Next, we created a strategy based on mean daily sentiment: any negative sentiment was interpreted as a signal to sell 1 share of SPY, zero or weak positive sentiment was considered as neutral, and a strong positive sentiment was a signal to buy 1 share of SPY. Also, we introduced a one day lag between the sentiment signal and stock prices. For each day, today’s Twitter signal defined tomorrow’s action, thus avoiding forward-looking. 

We started with 2.000 $ and 10 SPY shares.

# trading setup 
money = 2000
initial_portfolio = {'SPY':10}
start_date, end_date = '2018-01-26', '2019-04-08'
# Initialise dxCurrent trader 
tr = Trader(symbols=list(initial_portfolio.keys()), 
            money=money, 
            initial_portfolio=initial_portfolio, 
            date_from=start_date, 
            date_to=end_date)
# Trade by generated signal
tr.trade_by_mask(strategy)

We can plot actions of our strategy on a historical feed :

tr.plot_feed()

In general, we could see that sentiment analysis catches trends (but the statistical significance of such a claim requires further analysis). More importantly, the sentiment strategy ends up being more efficient than either an idle or a risk-free strategy.

Let’s check performance on backtesting stats:

trade_df = pd.concat([sentiment_strategy,
                      idle_strategy]).reset_index()
trade_df = trade_df.pivot('index','strategy','PnL')
bt = run_backtest(trade_df)
Sentiment strategy Buy&hold
Total return 8.24% 4.71%
Max drawdown -17.59% -11.76%
Num. of trades 274 0
Volatility (ann.) 54% 34%
Sharpe ratio (ann.) 1.82 1.35

Conclusion

We created a simple but efficient strategy and backtested it with our dxCurrent solution. While it’s not publicly available yet (but soon will be!), the demo may be requested at sd@dxfeed.com. We hope that our tool will make your process of market data exploration and financial research much easier and faster.
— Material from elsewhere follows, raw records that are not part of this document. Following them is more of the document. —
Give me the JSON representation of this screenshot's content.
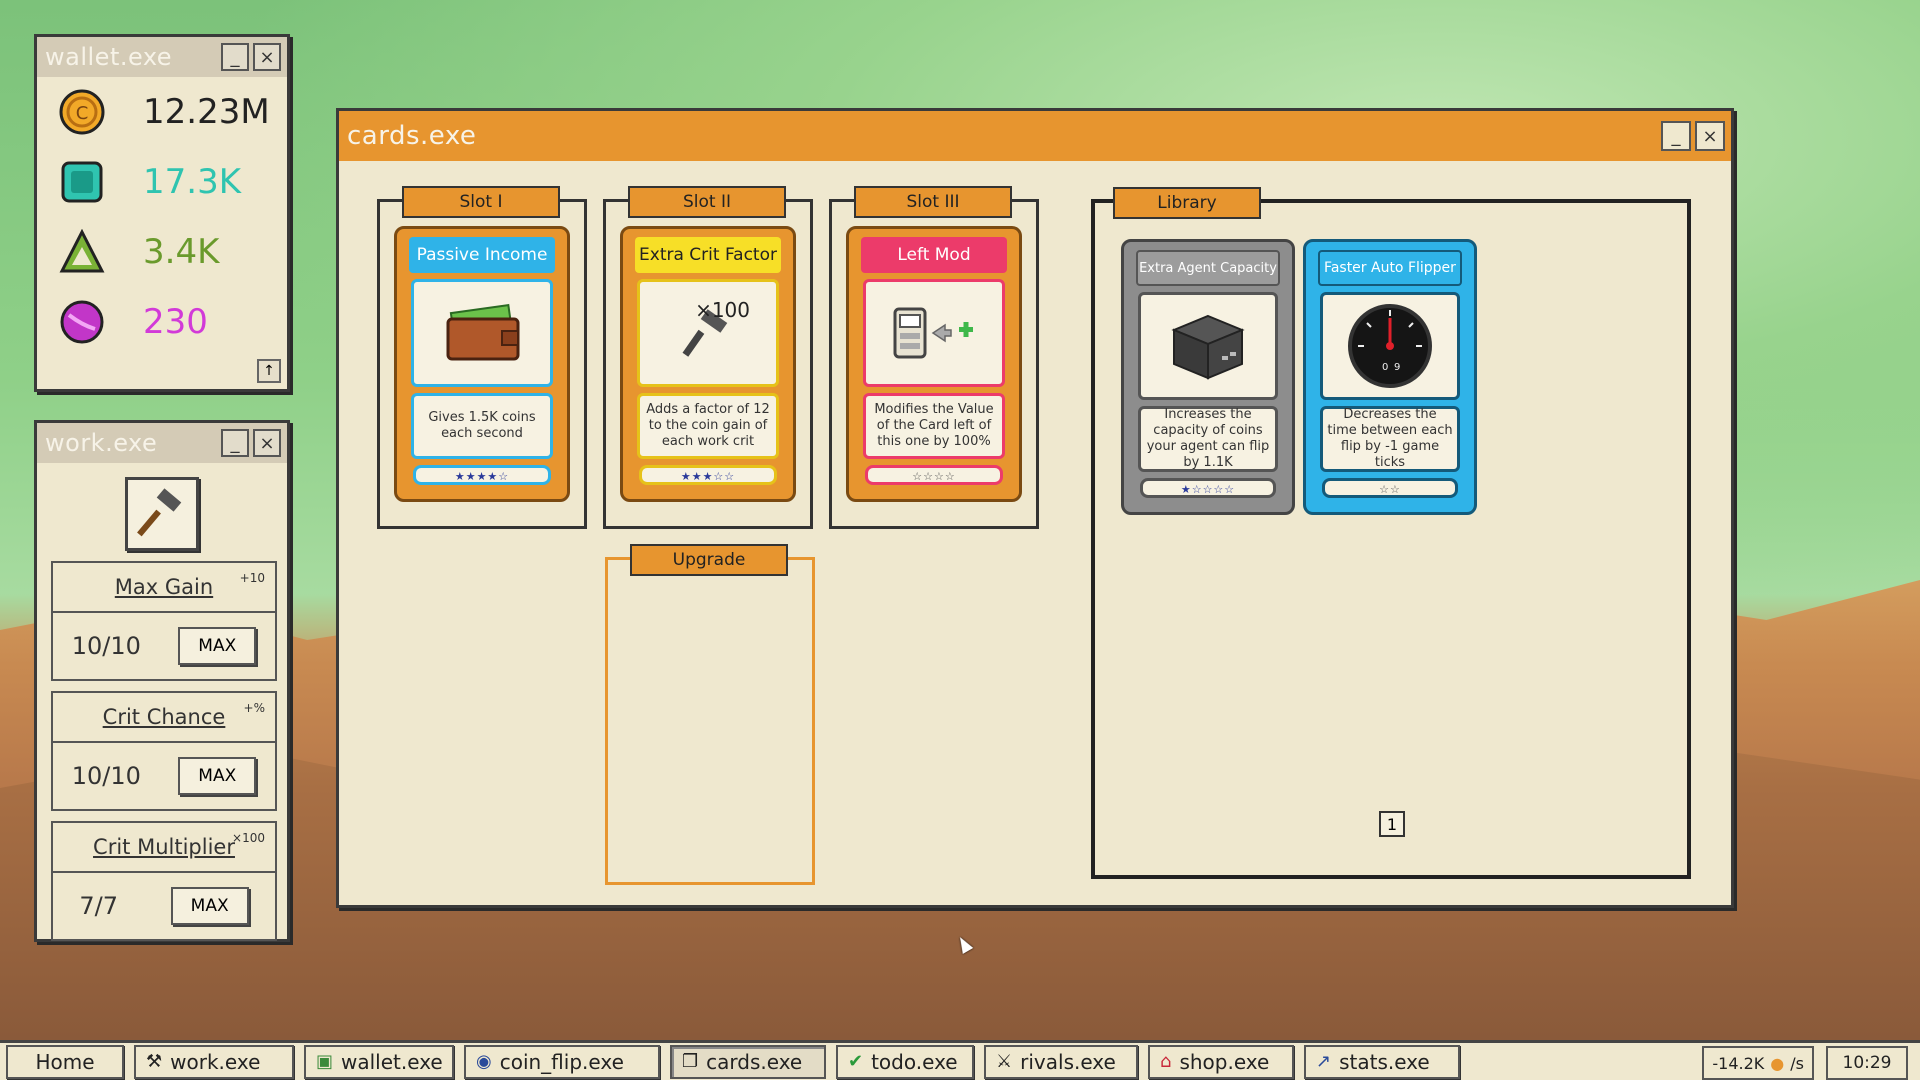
{
  "wallet_window": {
    "title": "wallet.exe",
    "minimize": "_",
    "close": "×",
    "scroll_up": "↑",
    "items": [
      {
        "icon": "coin-icon",
        "value": "12.23M",
        "color": "#222222"
      },
      {
        "icon": "gem-icon",
        "value": "17.3K",
        "color": "#2fc4b0"
      },
      {
        "icon": "triangle-icon",
        "value": "3.4K",
        "color": "#6a9a2c"
      },
      {
        "icon": "orb-icon",
        "value": "230",
        "color": "#d23ad8"
      }
    ]
  },
  "work_window": {
    "title": "work.exe",
    "minimize": "_",
    "close": "×",
    "upgrades": [
      {
        "name": "Max Gain",
        "mini": "+10",
        "level": "10/10",
        "button": "MAX"
      },
      {
        "name": "Crit Chance",
        "mini": "+%",
        "level": "10/10",
        "button": "MAX"
      },
      {
        "name": "Crit Multiplier",
        "mini": "×100",
        "level": "7/7",
        "button": "MAX"
      }
    ]
  },
  "cards_window": {
    "title": "cards.exe",
    "minimize": "_",
    "close": "×",
    "slots": [
      {
        "label": "Slot I",
        "card": {
          "name": "Passive Income",
          "desc": "Gives 1.5K coins each second",
          "stars": "★★★★☆",
          "style": "c-gold"
        }
      },
      {
        "label": "Slot II",
        "card": {
          "name": "Extra Crit Factor",
          "art_text": "×100",
          "desc": "Adds a factor of 12 to the coin gain of each work crit",
          "stars": "★★★☆☆",
          "style": "c-gold2"
        }
      },
      {
        "label": "Slot III",
        "card": {
          "name": "Left Mod",
          "desc": "Modifies the Value of the Card left of this one by 100%",
          "stars": "☆☆☆☆",
          "style": "c-red"
        }
      }
    ],
    "upgrade_label": "Upgrade",
    "library_label": "Library",
    "library_cards": [
      {
        "name": "Extra Agent Capacity",
        "desc": "Increases the capacity of coins your agent can flip by 1.1K",
        "stars": "★☆☆☆☆",
        "style": "c-gray"
      },
      {
        "name": "Faster Auto Flipper",
        "desc": "Decreases the time between each flip by -1 game ticks",
        "stars": "☆☆",
        "style": "c-blue"
      }
    ],
    "page": "1"
  },
  "taskbar": {
    "items": [
      {
        "label": "Home",
        "icon": ""
      },
      {
        "label": "work.exe",
        "icon": "hammer-icon"
      },
      {
        "label": "wallet.exe",
        "icon": "wallet-icon"
      },
      {
        "label": "coin_flip.exe",
        "icon": "coin-icon"
      },
      {
        "label": "cards.exe",
        "icon": "cards-icon",
        "active": true
      },
      {
        "label": "todo.exe",
        "icon": "check-icon"
      },
      {
        "label": "rivals.exe",
        "icon": "swords-icon"
      },
      {
        "label": "shop.exe",
        "icon": "shop-icon"
      },
      {
        "label": "stats.exe",
        "icon": "chart-icon"
      }
    ],
    "rate": "-14.2K",
    "rate_unit": "/s",
    "clock": "10:29"
  }
}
Special thank you to the rest of dxFeed Index Management team for their help and support.